“This morning I wrote to my banker in London to send me certain jewels he has in his keeping, – heirlooms for the ladies of Thornfield. In a day or two I hope to pour them into your lap: for every privilege, every attention shall be yours that I would accord a peer’s daughter, if about to marry her.”
“Oh, sir! – never rain jewels! I don’t like to hear them spoken of. Jewels for Jane Eyre sounds unnatural and strange: I would rather not have them.”
“I will myself put the diamond chain round your neck, and the circlet on your forehead, – which it will become: for nature, at least, has stamped her patent of nobility on this brow, Jane; and I will clasp the bracelets on these fine wrists, and load these fairy-like fingers with rings.”
“No, no, sir! think of other subjects, and speak of other things, and in another strain. Don’t address me as if I were a beauty; I am your plain, Quakerish governess.”
“You are a beauty in my eyes, and a beauty just after the desire of my heart, – delicate and aërial.”
“Puny and insignificant, you mean. You are dreaming, sir, – or you are sneering. For God’s sake don’t be ironical!”
– Charlotte Bronte

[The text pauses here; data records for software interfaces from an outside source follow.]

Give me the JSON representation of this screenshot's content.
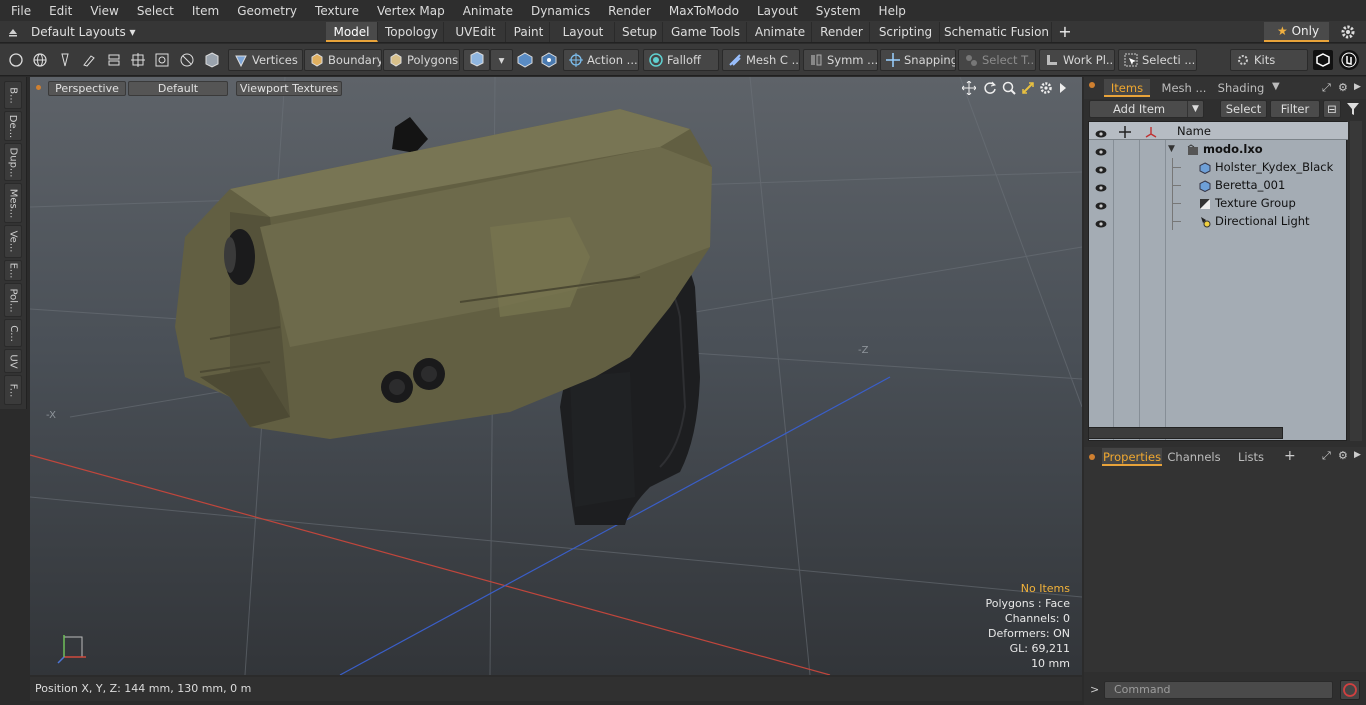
{
  "menu": [
    "File",
    "Edit",
    "View",
    "Select",
    "Item",
    "Geometry",
    "Texture",
    "Vertex Map",
    "Animate",
    "Dynamics",
    "Render",
    "MaxToModo",
    "Layout",
    "System",
    "Help"
  ],
  "layout_selector": "Default Layouts",
  "mode_tabs": [
    "Model",
    "Topology",
    "UVEdit",
    "Paint",
    "Layout",
    "Setup",
    "Game Tools",
    "Animate",
    "Render",
    "Scripting",
    "Schematic Fusion"
  ],
  "active_tab": "Model",
  "only_label": "Only",
  "toolbar": {
    "vertices": "Vertices",
    "boundary": "Boundary",
    "polygons": "Polygons",
    "action": "Action ...",
    "falloff": "Falloff",
    "mesh": "Mesh C ...",
    "symmetry": "Symm ...",
    "snapping": "Snapping",
    "select_t": "Select T...",
    "workplane": "Work Pl...",
    "selection": "Selecti ...",
    "kits": "Kits"
  },
  "left_tabs": [
    "B...",
    "De...",
    "Dup...",
    "Mes...",
    "Ve...",
    "E...",
    "Pol...",
    "C...",
    "UV",
    "F..."
  ],
  "viewport": {
    "view": "Perspective",
    "shading": "Default",
    "textures": "Viewport Textures",
    "axis_minus_z": "-Z",
    "axis_minus_x": "-X",
    "info": {
      "selection": "No Items",
      "polygons": "Polygons : Face",
      "channels": "Channels: 0",
      "deformers": "Deformers: ON",
      "gl": "GL: 69,211",
      "scale": "10 mm"
    }
  },
  "status": "Position X, Y, Z:   144 mm, 130 mm, 0 m",
  "items_panel": {
    "tabs": [
      "Items",
      "Mesh ...",
      "Shading"
    ],
    "add_item": "Add Item",
    "select": "Select",
    "filter": "Filter",
    "name_header": "Name",
    "items": [
      {
        "name": "modo.lxo",
        "icon": "scene-icon",
        "level": 0
      },
      {
        "name": "Holster_Kydex_Black",
        "icon": "mesh-icon",
        "level": 1
      },
      {
        "name": "Beretta_001",
        "icon": "mesh-icon",
        "level": 1
      },
      {
        "name": "Texture Group",
        "icon": "texture-group-icon",
        "level": 1
      },
      {
        "name": "Directional Light",
        "icon": "light-icon",
        "level": 1
      }
    ]
  },
  "properties_panel": {
    "tabs": [
      "Properties",
      "Channels",
      "Lists"
    ]
  },
  "command_placeholder": "Command",
  "colors": {
    "accent": "#e8a33a",
    "viewport_top": "#5e6369",
    "holster": "#6a6748",
    "gun": "#1e1f21"
  }
}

Jane Eyre, Chapter 24. After proposing to Jane, Rochester wants to drape her in the family jewels and finery for their wedding, as befits her new social position. He wants the world to pay attention to Jane, as she is a beauty in his eyes. But the modest Jane doesn’t want any of this, it doesn’t feel natural or comfortable to her. She protests that she doesn’t see herself as a beauty, but is “your plain, Quakerish governess.” And she admonishes Rochester not to be ironical by calling her a beauty.